1 year ago

Worth noting once more, he argued that a rival should not be disqualified due to a technicality, and this gave Hawthorne the World Championship. But he did it anyway. THAT is the definition of true sportsmanship. And the Mille drive is absolutely one of the greatest motor sport performances of all time. Rest in peace to a one of a kind legend. 90 years is a good run, and the name will live forever.

Margaret James
Margaret James(@margaret_james)
1 year ago

Both of my sons have, separately, either met or spoken by phone to Sir Stirling. They each said the same thing: a true gent and an absolute riot. RIP

1 year ago

Confidence inspired.

Dennis White
Dennis White(@alfa66)
1 year ago

A last link (with Tony Brooks) to a golden but most dangerous age of racing. Hard to imagine someone in 1955 machinery, even the great Benz SLR, averaging almost 100 mph over 1,000 miles of public roads. Insane! A legend in the sport.

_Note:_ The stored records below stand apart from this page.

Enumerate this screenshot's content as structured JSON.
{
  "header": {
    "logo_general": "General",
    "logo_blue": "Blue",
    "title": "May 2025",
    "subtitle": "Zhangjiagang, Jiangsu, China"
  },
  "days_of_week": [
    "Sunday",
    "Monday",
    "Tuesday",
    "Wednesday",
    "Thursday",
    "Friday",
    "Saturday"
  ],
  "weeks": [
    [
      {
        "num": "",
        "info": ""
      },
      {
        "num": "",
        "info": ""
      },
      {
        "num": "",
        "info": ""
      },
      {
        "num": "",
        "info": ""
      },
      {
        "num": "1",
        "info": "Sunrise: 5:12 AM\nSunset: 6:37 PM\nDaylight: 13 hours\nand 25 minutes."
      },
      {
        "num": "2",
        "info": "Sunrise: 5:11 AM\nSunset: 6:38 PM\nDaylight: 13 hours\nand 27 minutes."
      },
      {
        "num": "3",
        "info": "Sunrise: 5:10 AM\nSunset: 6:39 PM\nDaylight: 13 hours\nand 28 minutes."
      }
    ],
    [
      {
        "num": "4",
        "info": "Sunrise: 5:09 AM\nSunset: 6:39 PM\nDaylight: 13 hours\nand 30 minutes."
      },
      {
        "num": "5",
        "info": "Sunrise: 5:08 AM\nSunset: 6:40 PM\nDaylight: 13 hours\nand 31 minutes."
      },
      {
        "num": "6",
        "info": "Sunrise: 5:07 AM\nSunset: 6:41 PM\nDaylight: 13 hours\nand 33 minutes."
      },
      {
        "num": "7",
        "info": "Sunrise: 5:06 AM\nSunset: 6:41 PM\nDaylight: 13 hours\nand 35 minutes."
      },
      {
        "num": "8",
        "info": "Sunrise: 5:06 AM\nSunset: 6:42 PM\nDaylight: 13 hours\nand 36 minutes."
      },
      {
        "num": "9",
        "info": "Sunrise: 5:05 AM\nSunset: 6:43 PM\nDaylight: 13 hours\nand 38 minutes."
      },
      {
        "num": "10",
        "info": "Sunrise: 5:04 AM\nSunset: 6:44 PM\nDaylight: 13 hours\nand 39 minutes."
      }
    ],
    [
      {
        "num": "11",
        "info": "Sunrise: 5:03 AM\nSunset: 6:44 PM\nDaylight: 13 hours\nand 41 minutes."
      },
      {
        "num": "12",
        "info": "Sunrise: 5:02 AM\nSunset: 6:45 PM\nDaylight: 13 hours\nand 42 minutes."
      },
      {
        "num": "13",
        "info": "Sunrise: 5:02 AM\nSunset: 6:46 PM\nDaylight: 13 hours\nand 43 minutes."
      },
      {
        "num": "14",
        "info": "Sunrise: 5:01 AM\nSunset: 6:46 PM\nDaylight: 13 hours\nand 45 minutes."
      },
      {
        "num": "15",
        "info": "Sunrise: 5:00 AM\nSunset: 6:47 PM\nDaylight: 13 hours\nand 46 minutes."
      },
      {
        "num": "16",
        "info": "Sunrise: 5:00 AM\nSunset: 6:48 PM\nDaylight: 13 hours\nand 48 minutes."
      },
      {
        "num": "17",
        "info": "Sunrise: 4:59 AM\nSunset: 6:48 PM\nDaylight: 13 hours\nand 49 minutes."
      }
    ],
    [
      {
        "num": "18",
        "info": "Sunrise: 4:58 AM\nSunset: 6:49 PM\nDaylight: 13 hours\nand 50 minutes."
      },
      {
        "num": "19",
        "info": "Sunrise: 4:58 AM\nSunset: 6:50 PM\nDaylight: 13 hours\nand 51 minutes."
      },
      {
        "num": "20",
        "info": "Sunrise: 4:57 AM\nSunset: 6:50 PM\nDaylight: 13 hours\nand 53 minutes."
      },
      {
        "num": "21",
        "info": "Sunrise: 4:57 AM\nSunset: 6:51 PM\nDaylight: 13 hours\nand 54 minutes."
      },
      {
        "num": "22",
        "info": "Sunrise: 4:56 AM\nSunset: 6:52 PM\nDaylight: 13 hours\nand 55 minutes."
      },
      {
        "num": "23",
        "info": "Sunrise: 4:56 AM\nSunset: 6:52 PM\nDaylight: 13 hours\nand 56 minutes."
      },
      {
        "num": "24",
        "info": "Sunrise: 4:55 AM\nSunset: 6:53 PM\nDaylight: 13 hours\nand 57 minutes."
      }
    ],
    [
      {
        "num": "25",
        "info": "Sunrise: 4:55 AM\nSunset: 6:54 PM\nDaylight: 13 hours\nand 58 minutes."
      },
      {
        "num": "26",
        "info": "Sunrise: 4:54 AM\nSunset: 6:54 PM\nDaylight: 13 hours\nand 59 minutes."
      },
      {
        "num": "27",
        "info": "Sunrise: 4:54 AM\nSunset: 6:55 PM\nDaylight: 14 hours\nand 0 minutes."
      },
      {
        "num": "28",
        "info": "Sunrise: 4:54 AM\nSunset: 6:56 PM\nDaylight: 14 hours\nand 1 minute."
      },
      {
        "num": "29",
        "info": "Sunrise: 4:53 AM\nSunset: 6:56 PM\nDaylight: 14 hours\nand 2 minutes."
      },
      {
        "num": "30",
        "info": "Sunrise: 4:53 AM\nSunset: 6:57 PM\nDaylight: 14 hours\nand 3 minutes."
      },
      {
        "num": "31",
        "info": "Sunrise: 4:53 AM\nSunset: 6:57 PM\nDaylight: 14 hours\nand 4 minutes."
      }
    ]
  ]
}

Harv Falkenstine
Harv Falkenstine(@harv)
1 year ago

A fitting tribute to a great man.